Everi, which supplies gaming machines and systems that manage financial transactions and player loyalty programs, said the business disruption caused by the rapid nationwide casino shutdown has reduced all revenue and the associated workload “to near zero and limited visibility as to when our (casino) customers may reopen for business.”
The American Gaming Association said 98% of all casinos in the U.S. – 973 properties – have closed over the past week in an effort to slow the viral outbreak. Las Vegas Strip casinos have announced layoffs and furloughs, but Everi’s actions Tuesday was the first public announcement by a gaming equipment provider.
In a statement, CEO Mike Rumbolz said he would reduce his $750,000 annual salary to zero and the executive team elected to reduce their salaries by 70%. An undisclosed number of employees were furloughed, and other employees took salary cuts.
A timetable was not given for the length of the furloughs or salary cuts, which Rumbolz told CDC Gaming Reports were companywide. He said implementing the furloughs and salary reductions “were the toughest decisions” of his gaming career.
“This is about saving the business and keeping the jobs alive for people when we’re ready to return,” he said. The plan, he said, is to bring employees back as soon as casinos begin reopening.

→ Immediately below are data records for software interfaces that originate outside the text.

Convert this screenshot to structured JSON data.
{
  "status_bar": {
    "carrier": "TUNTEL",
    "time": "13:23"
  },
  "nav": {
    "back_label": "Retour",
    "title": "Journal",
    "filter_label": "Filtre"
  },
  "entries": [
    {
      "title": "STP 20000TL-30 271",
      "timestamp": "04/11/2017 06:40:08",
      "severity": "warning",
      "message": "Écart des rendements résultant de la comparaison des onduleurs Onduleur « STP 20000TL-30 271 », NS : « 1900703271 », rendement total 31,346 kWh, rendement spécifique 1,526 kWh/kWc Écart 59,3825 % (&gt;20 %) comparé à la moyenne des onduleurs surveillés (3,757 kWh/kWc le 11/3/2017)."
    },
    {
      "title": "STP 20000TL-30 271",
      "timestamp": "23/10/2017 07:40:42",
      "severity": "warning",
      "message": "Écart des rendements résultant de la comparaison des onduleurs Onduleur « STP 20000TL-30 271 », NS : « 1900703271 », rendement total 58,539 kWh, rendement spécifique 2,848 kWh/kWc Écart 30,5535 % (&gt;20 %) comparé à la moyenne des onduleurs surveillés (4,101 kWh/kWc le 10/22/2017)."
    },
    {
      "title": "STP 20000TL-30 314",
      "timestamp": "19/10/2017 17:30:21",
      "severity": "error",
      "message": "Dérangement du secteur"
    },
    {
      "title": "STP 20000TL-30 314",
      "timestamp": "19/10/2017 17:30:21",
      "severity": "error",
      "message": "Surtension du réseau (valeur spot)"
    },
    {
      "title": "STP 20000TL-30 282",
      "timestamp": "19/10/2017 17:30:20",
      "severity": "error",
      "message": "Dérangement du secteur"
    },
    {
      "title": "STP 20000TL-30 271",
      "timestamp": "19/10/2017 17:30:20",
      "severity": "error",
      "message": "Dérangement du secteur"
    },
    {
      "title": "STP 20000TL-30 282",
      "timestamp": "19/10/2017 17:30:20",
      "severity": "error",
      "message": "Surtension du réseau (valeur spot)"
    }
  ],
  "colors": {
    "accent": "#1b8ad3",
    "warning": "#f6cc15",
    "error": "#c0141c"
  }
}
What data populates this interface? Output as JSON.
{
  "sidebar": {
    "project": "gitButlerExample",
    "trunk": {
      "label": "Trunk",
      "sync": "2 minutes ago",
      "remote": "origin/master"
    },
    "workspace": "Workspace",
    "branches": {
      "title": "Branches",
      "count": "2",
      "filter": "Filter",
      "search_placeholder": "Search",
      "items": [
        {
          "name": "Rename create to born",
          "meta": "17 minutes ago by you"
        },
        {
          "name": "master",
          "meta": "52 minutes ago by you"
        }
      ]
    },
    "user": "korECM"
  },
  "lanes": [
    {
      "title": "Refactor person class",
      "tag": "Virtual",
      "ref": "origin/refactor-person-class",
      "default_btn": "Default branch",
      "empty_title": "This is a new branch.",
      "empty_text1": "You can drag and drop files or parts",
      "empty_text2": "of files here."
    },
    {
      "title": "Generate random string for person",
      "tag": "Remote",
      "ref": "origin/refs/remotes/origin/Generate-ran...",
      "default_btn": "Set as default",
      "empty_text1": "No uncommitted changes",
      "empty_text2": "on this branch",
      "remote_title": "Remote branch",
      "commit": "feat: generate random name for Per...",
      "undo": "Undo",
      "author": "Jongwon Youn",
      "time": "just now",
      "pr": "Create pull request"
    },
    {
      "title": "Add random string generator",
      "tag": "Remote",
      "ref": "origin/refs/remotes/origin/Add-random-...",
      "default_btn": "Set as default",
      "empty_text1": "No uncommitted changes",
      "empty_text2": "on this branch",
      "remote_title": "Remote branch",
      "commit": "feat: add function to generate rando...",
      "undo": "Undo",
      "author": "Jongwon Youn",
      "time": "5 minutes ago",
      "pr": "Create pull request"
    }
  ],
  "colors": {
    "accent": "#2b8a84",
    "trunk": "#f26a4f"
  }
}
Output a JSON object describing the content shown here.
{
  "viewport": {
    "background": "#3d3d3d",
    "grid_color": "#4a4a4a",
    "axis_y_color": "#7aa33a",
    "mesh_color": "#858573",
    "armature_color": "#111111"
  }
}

Earlier this month, Rumbolz agreed to extend his contract through March 2022 and will focus on Everi’s long-term growth initiatives. CFO Randy Taylor was promoted to a newly created position as president and chief operating officer.
Las Vegas-based Everi drew down $35 million on its revolving credit facility last week to provide additional near-term liquidity and canceled or delayed material capital expenditures.
The effect of the furloughs and salary reductions lowered Everi’s future cash payroll expense to less than $2 million per month.
“We have taken decisive actions appropriate for the current level of business and to prepare our company to withstand a potentially prolonged period of minimal industry activity,” Rumbolz said in a statement.
“We believe these are the appropriate steps to preserve our liquidity and manage our business in the current environment,” Rumbolz added. “We expect these to be temporary but prudent steps designed to ensure that Everi is best positioned to withstand this disruption.”
Everi’s revenue for the first two months of the year increased in line with the company’s forecasts. However, Rumbolz said Everi was withdrawing its 2020 financial guidance because of the shutdown’s uncertainty.
“The changes we have had to make across our operations are not easy for those impacted,” Rumbolz said, but were “necessary to ensure Everi comes out in a solid position on the other side of this crisis.”
Shares of Everi, which have fallen 89% in the past month, closed Tuesday at $4.29 on the New York Stock Exchange, up 62 cents or 16.89%.
“I also look forward to seeing a recovery in the gaming industry, so that we can start returning our employees back to work and regain some normalcy in each of our team members’ lives,” Rumbolz said.
Howard Stutz is the executive editor of CDC Gaming Reports. He can be reached at firstname.lastname@example.org. Follow @howardstutz on Twitter.